*** Opening of Data to process ***

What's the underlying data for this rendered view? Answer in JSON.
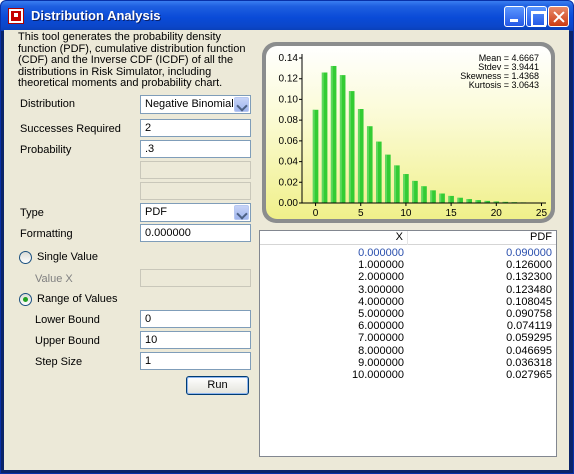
{
  "window": {
    "title": "Distribution Analysis"
  },
  "description": "This tool generates the probability density function (PDF), cumulative distribution function (CDF) and the Inverse CDF (ICDF) of all the distributions in Risk Simulator, including theoretical moments and probability chart.",
  "form": {
    "distribution_label": "Distribution",
    "distribution_value": "Negative Binomial",
    "successes_label": "Successes Required",
    "successes_value": "2",
    "probability_label": "Probability",
    "probability_value": ".3",
    "type_label": "Type",
    "type_value": "PDF",
    "formatting_label": "Formatting",
    "formatting_value": "0.000000",
    "single_value_label": "Single Value",
    "value_x_label": "Value X",
    "range_label": "Range of Values",
    "lower_label": "Lower Bound",
    "lower_value": "0",
    "upper_label": "Upper Bound",
    "upper_value": "10",
    "step_label": "Step Size",
    "step_value": "1",
    "run_label": "Run",
    "mode": "range"
  },
  "stats": {
    "mean": "Mean = 4.6667",
    "stdev": "Stdev = 3.9441",
    "skewness": "Skewness = 1.4368",
    "kurtosis": "Kurtosis = 3.0643"
  },
  "chart_data": {
    "type": "bar",
    "x": [
      0,
      1,
      2,
      3,
      4,
      5,
      6,
      7,
      8,
      9,
      10,
      11,
      12,
      13,
      14,
      15,
      16,
      17,
      18,
      19,
      20,
      21,
      22,
      23,
      24,
      25
    ],
    "values": [
      0.09,
      0.126,
      0.1323,
      0.12348,
      0.108045,
      0.090758,
      0.074119,
      0.059295,
      0.046695,
      0.036318,
      0.027965,
      0.021353,
      0.016193,
      0.012209,
      0.009158,
      0.006839,
      0.005088,
      0.003772,
      0.002787,
      0.002053,
      0.001508,
      0.001105,
      0.000808,
      0.000589,
      0.000429,
      0.000312
    ],
    "xticks": [
      "0",
      "5",
      "10",
      "15",
      "20",
      "25"
    ],
    "yticks": [
      "0.00",
      "0.02",
      "0.04",
      "0.06",
      "0.08",
      "0.10",
      "0.12",
      "0.14"
    ],
    "xlim": [
      -1.5,
      25.5
    ],
    "ylim": [
      0,
      0.14
    ],
    "bar_color": "#33cc33"
  },
  "table": {
    "headers": [
      "X",
      "PDF"
    ],
    "rows": [
      [
        "0.000000",
        "0.090000"
      ],
      [
        "1.000000",
        "0.126000"
      ],
      [
        "2.000000",
        "0.132300"
      ],
      [
        "3.000000",
        "0.123480"
      ],
      [
        "4.000000",
        "0.108045"
      ],
      [
        "5.000000",
        "0.090758"
      ],
      [
        "6.000000",
        "0.074119"
      ],
      [
        "7.000000",
        "0.059295"
      ],
      [
        "8.000000",
        "0.046695"
      ],
      [
        "9.000000",
        "0.036318"
      ],
      [
        "10.000000",
        "0.027965"
      ]
    ]
  }
}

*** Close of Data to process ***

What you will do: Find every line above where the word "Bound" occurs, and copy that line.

Response box:
    "lower_label": "Lower Bound",
    "upper_label": "Upper Bound",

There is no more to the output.